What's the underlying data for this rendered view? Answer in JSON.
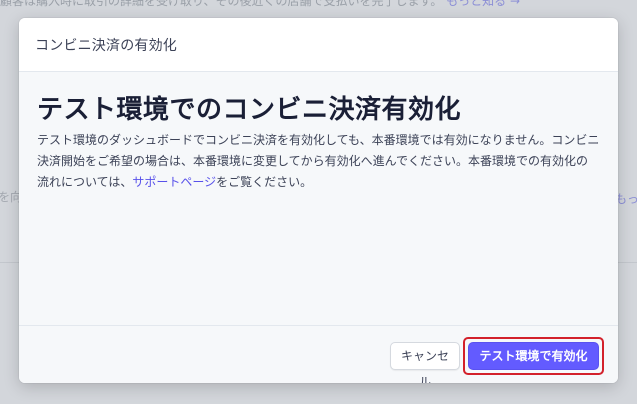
{
  "background": {
    "top_text": "顧客は購入時に取引の詳細を受け取り、その後近くの店舗で支払いを完了します。",
    "top_link": "もっと知る →",
    "left_fragment": "を向",
    "right_fragment": "もっ"
  },
  "modal": {
    "title": "コンビニ決済の有効化",
    "heading": "テスト環境でのコンビニ決済有効化",
    "body_text_1": "テスト環境のダッシュボードでコンビニ決済を有効化しても、本番環境では有効になりません。コンビニ決済開始をご希望の場合は、本番環境に変更してから有効化へ進んでください。本番環境での有効化の流れについては、",
    "support_link": "サポートページ",
    "body_text_2": "をご覧ください。",
    "cancel_label": "キャンセル",
    "primary_label": "テスト環境で有効化"
  },
  "colors": {
    "accent": "#635bff",
    "highlight_border": "#d3212b"
  }
}
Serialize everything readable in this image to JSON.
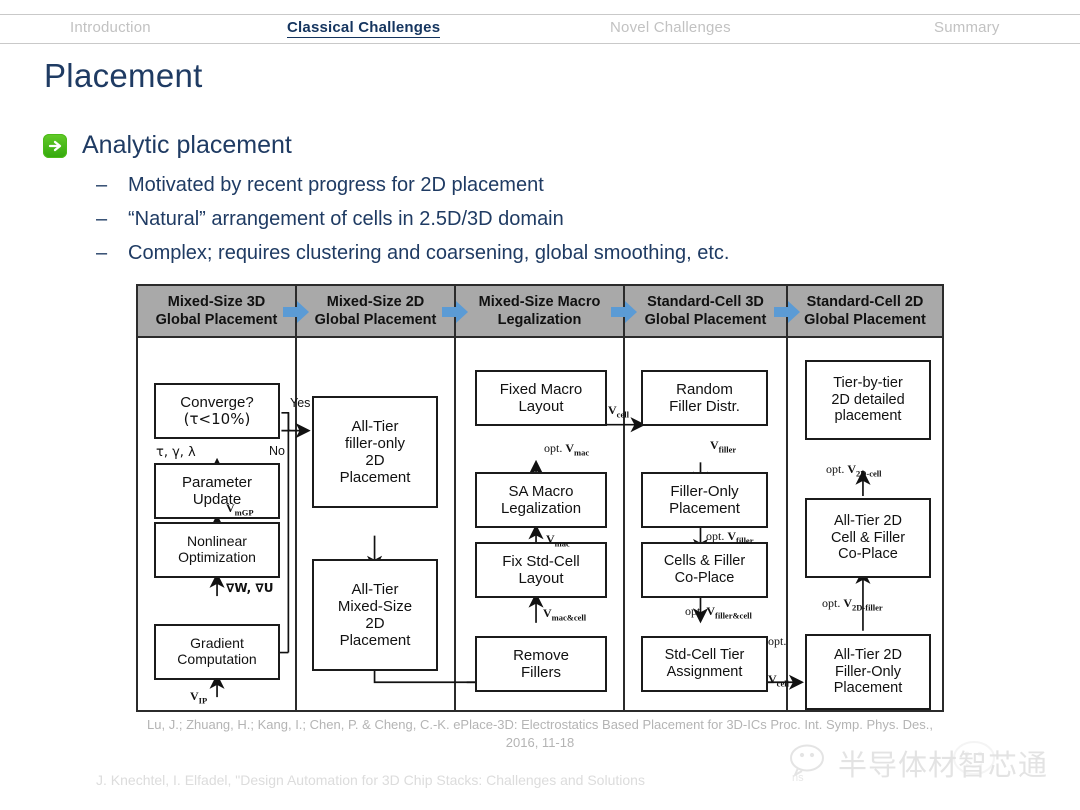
{
  "nav": {
    "items": [
      {
        "label": "Introduction",
        "active": false
      },
      {
        "label": "Classical Challenges",
        "active": true
      },
      {
        "label": "Novel Challenges",
        "active": false
      },
      {
        "label": "Summary",
        "active": false
      }
    ]
  },
  "slide": {
    "title": "Placement",
    "bullet_icon": "green-arrow-icon",
    "main_bullet": "Analytic placement",
    "dash": "–",
    "sub_bullets": [
      "Motivated by recent progress for 2D placement",
      "“Natural” arrangement of cells in 2.5D/3D domain",
      "Complex; requires clustering and coarsening, global smoothing, etc."
    ]
  },
  "diagram": {
    "header_arrow_color": "#5b9bd5",
    "header_bg": "#a9a9a9",
    "columns": [
      {
        "header": [
          "Mixed-Size 3D",
          "Global Placement"
        ],
        "nodes": [
          {
            "lines": [
              "Converge?",
              "(τ<10%)"
            ]
          },
          {
            "lines": [
              "Parameter",
              "Update"
            ]
          },
          {
            "lines": [
              "Nonlinear",
              "Optimization"
            ]
          },
          {
            "lines": [
              "Gradient",
              "Computation"
            ]
          }
        ],
        "edge_labels": [
          "τ, γ, λ",
          "V",
          "∇W, ∇U",
          "V"
        ],
        "sub_mgp": "mGP",
        "sub_ip": "IP",
        "label_vip": "V",
        "branch_yes": "Yes",
        "branch_no": "No"
      },
      {
        "header": [
          "Mixed-Size 2D",
          "Global Placement"
        ],
        "nodes": [
          {
            "lines": [
              "All-Tier",
              "filler-only",
              "2D",
              "Placement"
            ]
          },
          {
            "lines": [
              "All-Tier",
              "Mixed-Size",
              "2D",
              "Placement"
            ]
          }
        ]
      },
      {
        "header": [
          "Mixed-Size Macro",
          "Legalization"
        ],
        "nodes": [
          {
            "lines": [
              "Fixed Macro",
              "Layout"
            ]
          },
          {
            "lines": [
              "SA Macro",
              "Legalization"
            ]
          },
          {
            "lines": [
              "Fix Std-Cell",
              "Layout"
            ]
          },
          {
            "lines": [
              "Remove",
              "Fillers"
            ]
          }
        ],
        "edge_labels": [
          {
            "prefix": "opt. ",
            "v": "V",
            "sub": "mac"
          },
          {
            "prefix": "",
            "v": "V",
            "sub": "mac"
          },
          {
            "prefix": "",
            "v": "V",
            "sub": "mac&cell"
          }
        ],
        "out_label": {
          "v": "V",
          "sub": "cell"
        }
      },
      {
        "header": [
          "Standard-Cell 3D",
          "Global Placement"
        ],
        "nodes": [
          {
            "lines": [
              "Random",
              "Filler Distr."
            ]
          },
          {
            "lines": [
              "Filler-Only",
              "Placement"
            ]
          },
          {
            "lines": [
              "Cells & Filler",
              "Co-Place"
            ]
          },
          {
            "lines": [
              "Std-Cell Tier",
              "Assignment"
            ]
          }
        ],
        "edge_labels": [
          {
            "prefix": "",
            "v": "V",
            "sub": "filler"
          },
          {
            "prefix": "opt. ",
            "v": "V",
            "sub": "filler"
          },
          {
            "prefix": "opt. ",
            "v": "V",
            "sub": "filler&cell"
          }
        ],
        "out_label": {
          "prefix": "opt.",
          "v": "V",
          "sub": "cell"
        }
      },
      {
        "header": [
          "Standard-Cell 2D",
          "Global Placement"
        ],
        "nodes": [
          {
            "lines": [
              "Tier-by-tier",
              "2D detailed",
              "placement"
            ]
          },
          {
            "lines": [
              "All-Tier 2D",
              "Cell & Filler",
              "Co-Place"
            ]
          },
          {
            "lines": [
              "All-Tier 2D",
              "Filler-Only",
              "Placement"
            ]
          }
        ],
        "edge_labels": [
          {
            "prefix": "opt. ",
            "v": "V",
            "sub": "2D-cell"
          },
          {
            "prefix": "opt. ",
            "v": "V",
            "sub": "2D-filler"
          }
        ]
      }
    ]
  },
  "citation": "Lu, J.; Zhuang, H.; Kang, I.; Chen, P. & Cheng, C.-K. ePlace-3D: Electrostatics Based Placement for 3D-ICs Proc. Int. Symp. Phys. Des., 2016, 11-18",
  "footer": "J. Knechtel, I. Elfadel, \"Design Automation for 3D Chip Stacks: Challenges and Solutions",
  "watermark": {
    "text": "半导体材智芯通",
    "sub": "ns",
    "logo": "wechat-icon"
  }
}
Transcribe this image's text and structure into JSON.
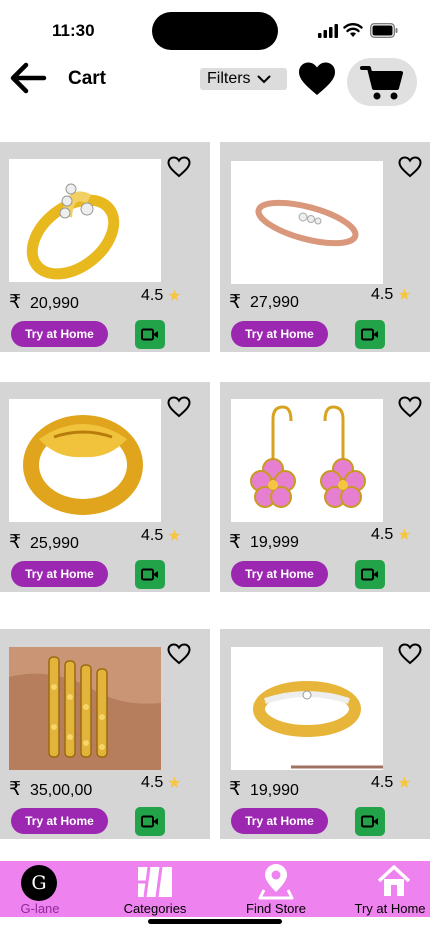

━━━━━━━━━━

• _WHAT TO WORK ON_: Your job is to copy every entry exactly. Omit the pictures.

• _RESPONSE_:
What's the underlying data for this rendered view? Answer in JSON.
{
  "background": {
    "top_text": "顧客は購入時に取引の詳細を受け取り、その後近くの店舗で支払いを完了します。",
    "top_link": "もっと知る →",
    "left_fragment": "を向",
    "right_fragment": "もっ"
  },
  "modal": {
    "title": "コンビニ決済の有効化",
    "heading": "テスト環境でのコンビニ決済有効化",
    "body_text_1": "テスト環境のダッシュボードでコンビニ決済を有効化しても、本番環境では有効になりません。コンビニ決済開始をご希望の場合は、本番環境に変更してから有効化へ進んでください。本番環境での有効化の流れについては、",
    "support_link": "サポートページ",
    "body_text_2": "をご覧ください。",
    "cancel_label": "キャンセル",
    "primary_label": "テスト環境で有効化"
  },
  "colors": {
    "accent": "#635bff",
    "highlight_border": "#d3212b"
  }
}
Serialize everything readable in this image to JSON.
{
  "nav": {
    "items": [
      {
        "label": "Introduction",
        "active": false
      },
      {
        "label": "Classical Challenges",
        "active": true
      },
      {
        "label": "Novel Challenges",
        "active": false
      },
      {
        "label": "Summary",
        "active": false
      }
    ]
  },
  "slide": {
    "title": "Placement",
    "bullet_icon": "green-arrow-icon",
    "main_bullet": "Analytic placement",
    "dash": "–",
    "sub_bullets": [
      "Motivated by recent progress for 2D placement",
      "“Natural” arrangement of cells in 2.5D/3D domain",
      "Complex; requires clustering and coarsening, global smoothing, etc."
    ]
  },
  "diagram": {
    "header_arrow_color": "#5b9bd5",
    "header_bg": "#a9a9a9",
    "columns": [
      {
        "header": [
          "Mixed-Size 3D",
          "Global Placement"
        ],
        "nodes": [
          {
            "lines": [
              "Converge?",
              "(τ<10%)"
            ]
          },
          {
            "lines": [
              "Parameter",
              "Update"
            ]
          },
          {
            "lines": [
              "Nonlinear",
              "Optimization"
            ]
          },
          {
            "lines": [
              "Gradient",
              "Computation"
            ]
          }
        ],
        "edge_labels": [
          "τ, γ, λ",
          "V",
          "∇W, ∇U",
          "V"
        ],
        "sub_mgp": "mGP",
        "sub_ip": "IP",
        "label_vip": "V",
        "branch_yes": "Yes",
        "branch_no": "No"
      },
      {
        "header": [
          "Mixed-Size 2D",
          "Global Placement"
        ],
        "nodes": [
          {
            "lines": [
              "All-Tier",
              "filler-only",
              "2D",
              "Placement"
            ]
          },
          {
            "lines": [
              "All-Tier",
              "Mixed-Size",
              "2D",
              "Placement"
            ]
          }
        ]
      },
      {
        "header": [
          "Mixed-Size Macro",
          "Legalization"
        ],
        "nodes": [
          {
            "lines": [
              "Fixed Macro",
              "Layout"
            ]
          },
          {
            "lines": [
              "SA Macro",
              "Legalization"
            ]
          },
          {
            "lines": [
              "Fix Std-Cell",
              "Layout"
            ]
          },
          {
            "lines": [
              "Remove",
              "Fillers"
            ]
          }
        ],
        "edge_labels": [
          {
            "prefix": "opt. ",
            "v": "V",
            "sub": "mac"
          },
          {
            "prefix": "",
            "v": "V",
            "sub": "mac"
          },
          {
            "prefix": "",
            "v": "V",
            "sub": "mac&cell"
          }
        ],
        "out_label": {
          "v": "V",
          "sub": "cell"
        }
      },
      {
        "header": [
          "Standard-Cell 3D",
          "Global Placement"
        ],
        "nodes": [
          {
            "lines": [
              "Random",
              "Filler Distr."
            ]
          },
          {
            "lines": [
              "Filler-Only",
              "Placement"
            ]
          },
          {
            "lines": [
              "Cells & Filler",
              "Co-Place"
            ]
          },
          {
            "lines": [
              "Std-Cell Tier",
              "Assignment"
            ]
          }
        ],
        "edge_labels": [
          {
            "prefix": "",
            "v": "V",
            "sub": "filler"
          },
          {
            "prefix": "opt. ",
            "v": "V",
            "sub": "filler"
          },
          {
            "prefix": "opt. ",
            "v": "V",
            "sub": "filler&cell"
          }
        ],
        "out_label": {
          "prefix": "opt.",
          "v": "V",
          "sub": "cell"
        }
      },
      {
        "header": [
          "Standard-Cell 2D",
          "Global Placement"
        ],
        "nodes": [
          {
            "lines": [
              "Tier-by-tier",
              "2D detailed",
              "placement"
            ]
          },
          {
            "lines": [
              "All-Tier 2D",
              "Cell & Filler",
              "Co-Place"
            ]
          },
          {
            "lines": [
              "All-Tier 2D",
              "Filler-Only",
              "Placement"
            ]
          }
        ],
        "edge_labels": [
          {
            "prefix": "opt. ",
            "v": "V",
            "sub": "2D-cell"
          },
          {
            "prefix": "opt. ",
            "v": "V",
            "sub": "2D-filler"
          }
        ]
      }
    ]
  },
  "citation": "Lu, J.; Zhuang, H.; Kang, I.; Chen, P. & Cheng, C.-K. ePlace-3D: Electrostatics Based Placement for 3D-ICs Proc. Int. Symp. Phys. Des., 2016, 11-18",
  "footer": "J. Knechtel, I. Elfadel, \"Design Automation for 3D Chip Stacks: Challenges and Solutions",
  "watermark": {
    "text": "半导体材智芯通",
    "sub": "ns",
    "logo": "wechat-icon"
  }
}
Transcribe this image's text and structure into JSON.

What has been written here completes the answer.